“When we have tickle fights / it’s a lesson in when you say stop, I stop even as he keeps coming back for more / In men’s rooms I watch him enter the stall then guard the door like a lioness. / One in six boys, one in six. / At six, my son already mansplains / takes up too much space when sharing a bed / As a black man I want his voice to matter. As a man he needs to shut the fuck up.”
This poem explores womanhood from the perspective of a Black woman, who is raising her son to respect women. But at the same time she is deeply concerned about potential sexual abuse, and the pervasive racism to which he is exposed as a young man.
In A Teenager’s Guide to Feminism writers give permission to themselves and others to explore sexuality in all its glorious possibilities, from coming out proudly, to transition into another gender, or becoming polyamorous. This celebration of sexuality in any form it takes, empowers young women who are beginning to discover and make decisions with their bodies, and about the people they love. Nikki Marrone, in “Swinging Both Ways,” declares “not everyone needs a baby to feel complete.” Marrone also asks, “Did you know that deep sea squid mates with both / and that proud lions practice polygamy?”

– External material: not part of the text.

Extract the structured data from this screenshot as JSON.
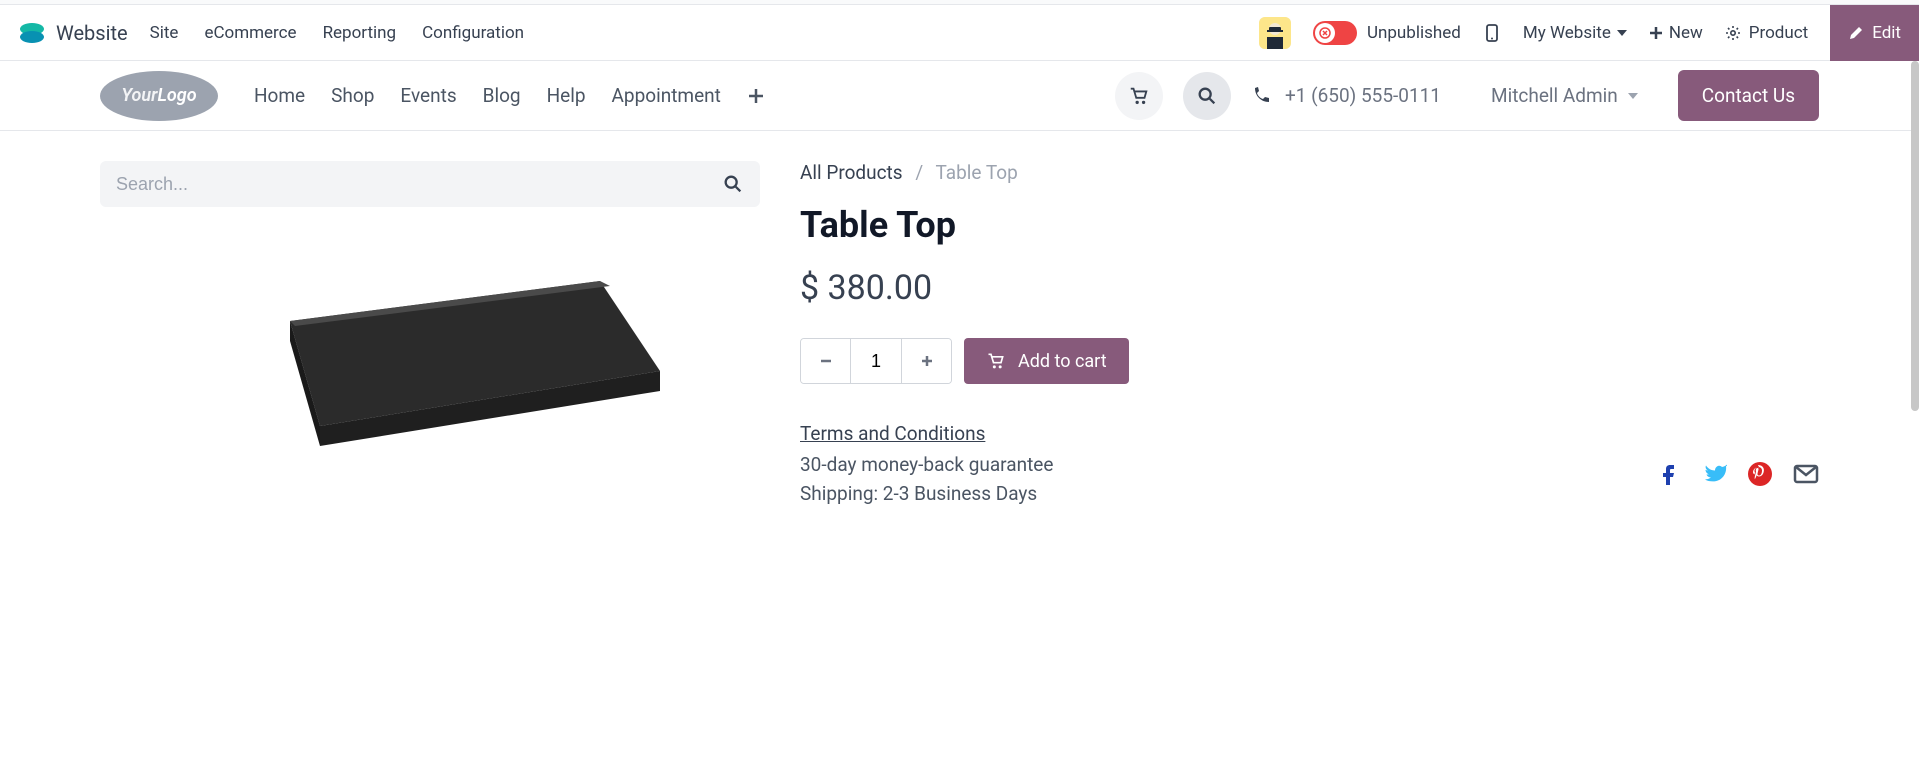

Another important aspect of this anthology is the sense of rebellion: against patriarchy, against police brutality, institutionalized racism, and most prominently against sexual abuse. The #MeToo pieces have heartbreaking stories of sexual abuse. What we learn quickly is that young writers are not putting up with slut shaming, and are standing up against predatory behavior. Eve Lyons’ poem “How Does it Feel to Have a Sexual Predator on The Supreme Court?” made me look back at my teenage self and wonder if I would have found the courage to speak up against the highest institutions of my homeland. I did rebel against abuse and the prescribed roles set for me even before my birth, but I did not have the language of A Teenager’s Guide to Feminism, nor the consciousness to name what I was rebelling against.
What A Teenager’s Guide to Feminism does best is recognizing the individual inside a collective. In the book, the “I” is always at the center, not in the look-at-the-belly-button way, but as the means to express that each woman experiences feminism in her own unique manner. It may be by rejecting the roles assigned to her, by supporting her sisters, by writing her own story, or by stating her sexual preferences in a loud voice. The young writers tell other growing women how we react to oppression and abuse, how we raise ourselves and others, how we experience love and sex. Most importantly, they reaffirm our commitment to stand next to each other to protect all of us from a 5000-year-old culture designed to use us as doormats. In true feminist tradition, A Teenager’s Guide to Feminism will help raise a generation of strong women.
Lisbeth Coiman is an author, poet, educator, cultural worker, and rezandera born in Venezuela. Coiman’s wanderlust spirit landed her to three countries—from her birthplace to Canada, and finally the USA, where she self-published her first book, I Asked the Blue Heron: A Memoir (2017). Her bilingual poetry collection, Uprising / Alzamiento, will be published by Finishing Line Press in June 2021. Her poetry and personal essays are featured in the online publications: La Bloga, EntropyAcentos Review, Lady/Liberty/Lit,Nailed,Hip Mama Magazine, Rabid Oaks,Cultural Weekly, and Resonancias Literarias. In print media Spectrum v.16, The Altadena Literary Review, and Accolades: A Women Who Submit Anthology. An avid hiker, and teacher of English as a Second Language, Coiman lives in Los Angeles, CA.